August 16, 2017

NORTH AMERICA – After a cool, wet start to the season in Western Canada, which delayed seeding in some areas, hot and dry conditions this summer have taken a toll on crops, particularly in the southern regions of Saskatchewan and Alberta leading to expectations of below average yields and high protein in cereals including malting barley.  The barley harvest has now started in southern Alberta, Saskatchewan and parts of Manitoba, while in more central areas some finishing rains would help to fill crops and replenish soil moisture.  Preliminary harvest reports of high protein and thin kernels in barley are not surprising, particularly for the earliest samples.

Barley seeded area in Western Canada is estimated to have dropped 10% from 2016 resulting in expectations for a smaller crop this year.
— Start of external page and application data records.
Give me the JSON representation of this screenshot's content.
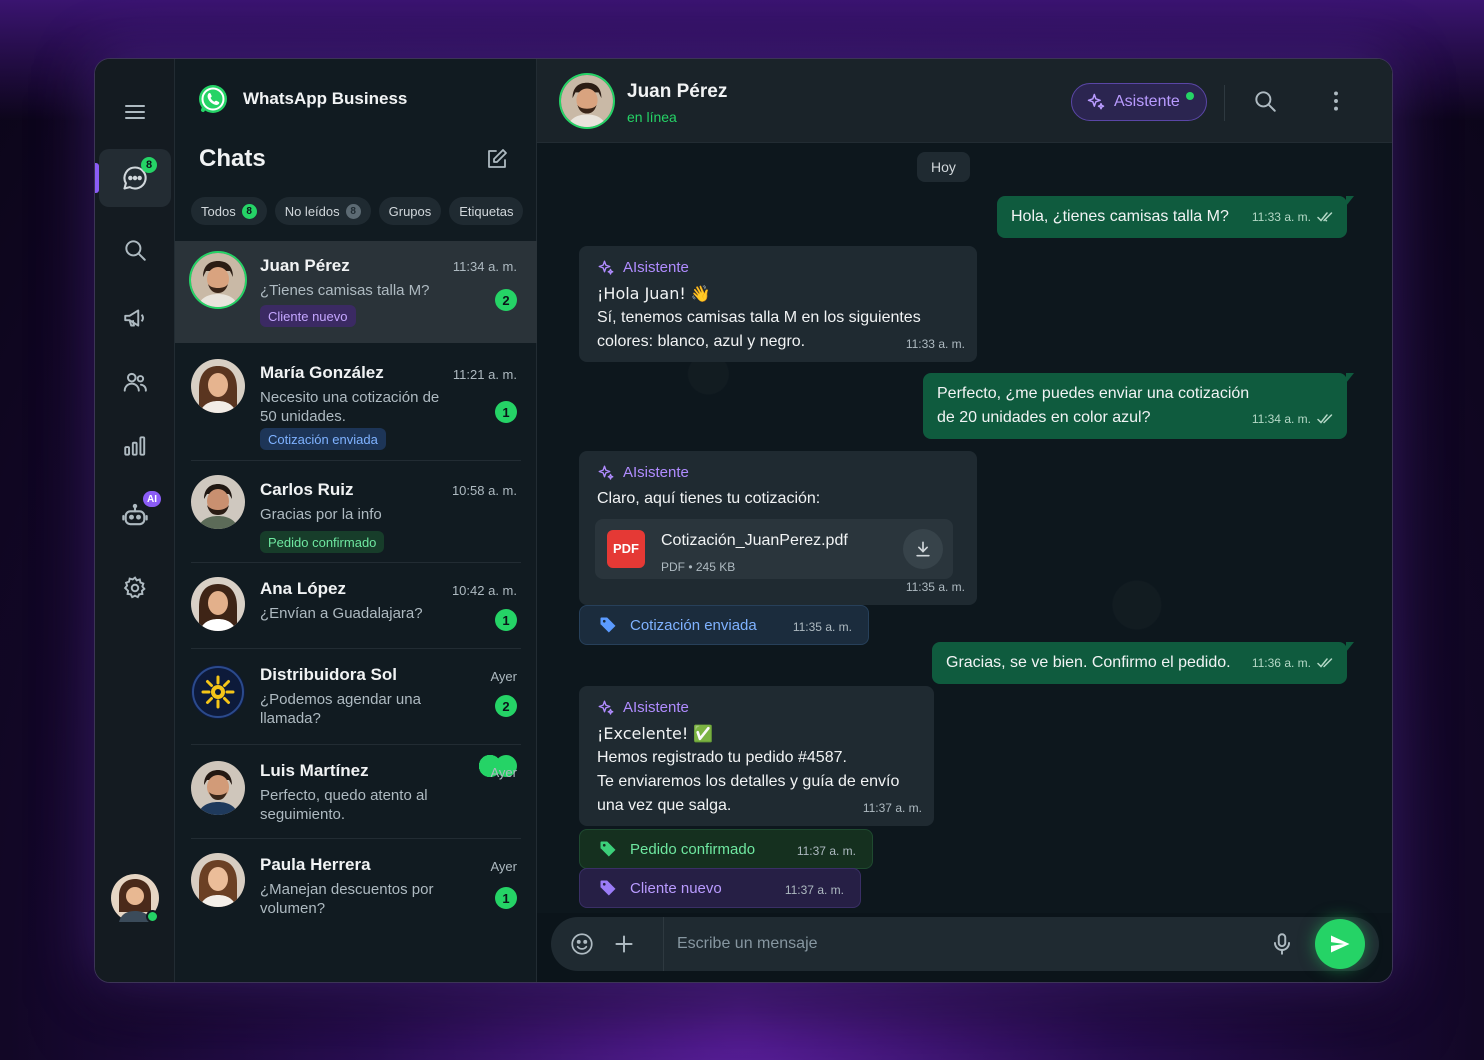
{
  "app": {
    "name": "WhatsApp Business"
  },
  "rail": {
    "chats_badge": "8",
    "ai_badge": "AI"
  },
  "list": {
    "title": "Chats",
    "filters": [
      {
        "label": "Todos",
        "count": "8"
      },
      {
        "label": "No leídos",
        "count": "8"
      },
      {
        "label": "Grupos"
      },
      {
        "label": "Etiquetas"
      }
    ],
    "chats": [
      {
        "name": "Juan Pérez",
        "time": "11:34 a. m.",
        "message": "¿Tienes camisas talla M?",
        "unread": "2",
        "tag": "Cliente nuevo"
      },
      {
        "name": "María González",
        "time": "11:21 a. m.",
        "message": "Necesito una cotización de 50 unidades.",
        "unread": "1",
        "tag": "Cotización enviada"
      },
      {
        "name": "Carlos Ruiz",
        "time": "10:58 a. m.",
        "message": "Gracias por la info",
        "tag": "Pedido confirmado"
      },
      {
        "name": "Ana López",
        "time": "10:42 a. m.",
        "message": "¿Envían a Guadalajara?",
        "unread": "1"
      },
      {
        "name": "Distribuidora Sol",
        "time": "Ayer",
        "message": "¿Podemos agendar una llamada?",
        "unread": "2"
      },
      {
        "name": "Luis Martínez",
        "time": "Ayer",
        "message": "Perfecto, quedo atento al seguimiento."
      },
      {
        "name": "Paula Herrera",
        "time": "Ayer",
        "message": "¿Manejan descuentos por volumen?",
        "unread": "1"
      }
    ]
  },
  "header": {
    "name": "Juan Pérez",
    "status": "en línea",
    "assistant_label": "Asistente"
  },
  "conversation": {
    "day": "Hoy",
    "messages": [
      {
        "dir": "out",
        "text": "Hola, ¿tienes camisas talla M?",
        "time": "11:33 a. m."
      },
      {
        "dir": "in",
        "sender": "AIsistente",
        "line1": "¡Hola Juan! 👋",
        "line2": "Sí, tenemos camisas talla M en los siguientes",
        "line3": "colores: blanco, azul y negro.",
        "time": "11:33 a. m."
      },
      {
        "dir": "out",
        "line1": "Perfecto, ¿me puedes enviar una cotización",
        "line2": "de 20 unidades en color azul?",
        "time": "11:34 a. m."
      },
      {
        "dir": "in",
        "sender": "AIsistente",
        "text": "Claro, aquí tienes tu cotización:",
        "file_name": "Cotización_JuanPerez.pdf",
        "file_meta": "PDF • 245 KB",
        "file_icon": "PDF",
        "time": "11:35 a. m."
      },
      {
        "label": "Cotización enviada",
        "time": "11:35 a. m."
      },
      {
        "dir": "out",
        "text": "Gracias, se ve bien. Confirmo el pedido.",
        "time": "11:36 a. m."
      },
      {
        "dir": "in",
        "sender": "AIsistente",
        "line1": "¡Excelente! ✅",
        "line2": "Hemos registrado tu pedido #4587.",
        "line3": "Te enviaremos los detalles y guía de envío",
        "line4": "una vez que salga.",
        "time": "11:37 a. m."
      },
      {
        "label": "Pedido confirmado",
        "time": "11:37 a. m."
      },
      {
        "label": "Cliente nuevo",
        "time": "11:37 a. m."
      }
    ]
  },
  "composer": {
    "placeholder": "Escribe un mensaje"
  },
  "colors": {
    "accent_green": "#25d366",
    "accent_purple": "#8b5cf6",
    "outgoing_bubble": "#0f5b3e",
    "incoming_bubble": "#1f2a31"
  }
}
The latest Agriculture and Agri-Food Canada Supply and Demand report from July 18 projects a 15% drop in barley production in Canada down to 7.4 million tonnes (mt) compared with 8.7 mt in 2016.

In the U.S. harvest is underway with the barley crop in North Dakota and Montana having faced similar weather issues as the southern Canadian Prairies.  As a result analysts are projecting a significant drop in malting barley output this year compared with last year’s bumper crop.  The USDA state survey pegs N Dakota barley yields 18% below last year at 55 bushels/acre (67 in 2016).  The USDA is currently forecasting US barley production at 3.1 mt in 2017 compared with 4.3 mt last year and 4.75 mt in 2015.

EUROPE – In the EU the winter barley harvest is now complete while spring barley harvesting is finished in France, however in Germany rains have stalled the last part of the harvest leading to concerns over quality.  The spring barley harvest is well under way in the UK with the potential for a healthy malting barley surplus this year, and harvesting has started in Scandinavia although recent rains have slowed progress for the time being.

SOUTHERN HEMISPHERE – In Australia recent rains have benefited crops, rescuing barley in key growing areas from the previous drought conditions and creating hopes for an average barley crop of 8-9 mt.  Still, more rain will be needed through the Spring to protect barley yields.   The USDA is projecting barley production at 8 mt tonnes compared with 13.4 mt in 2016. 

Argentina continues to receive unwanted rain which may have already reduced barley plantings.   The USDA is projecting barley output at just 3.0 mt compared with 3.4 mt last year and 5 mt in 2015.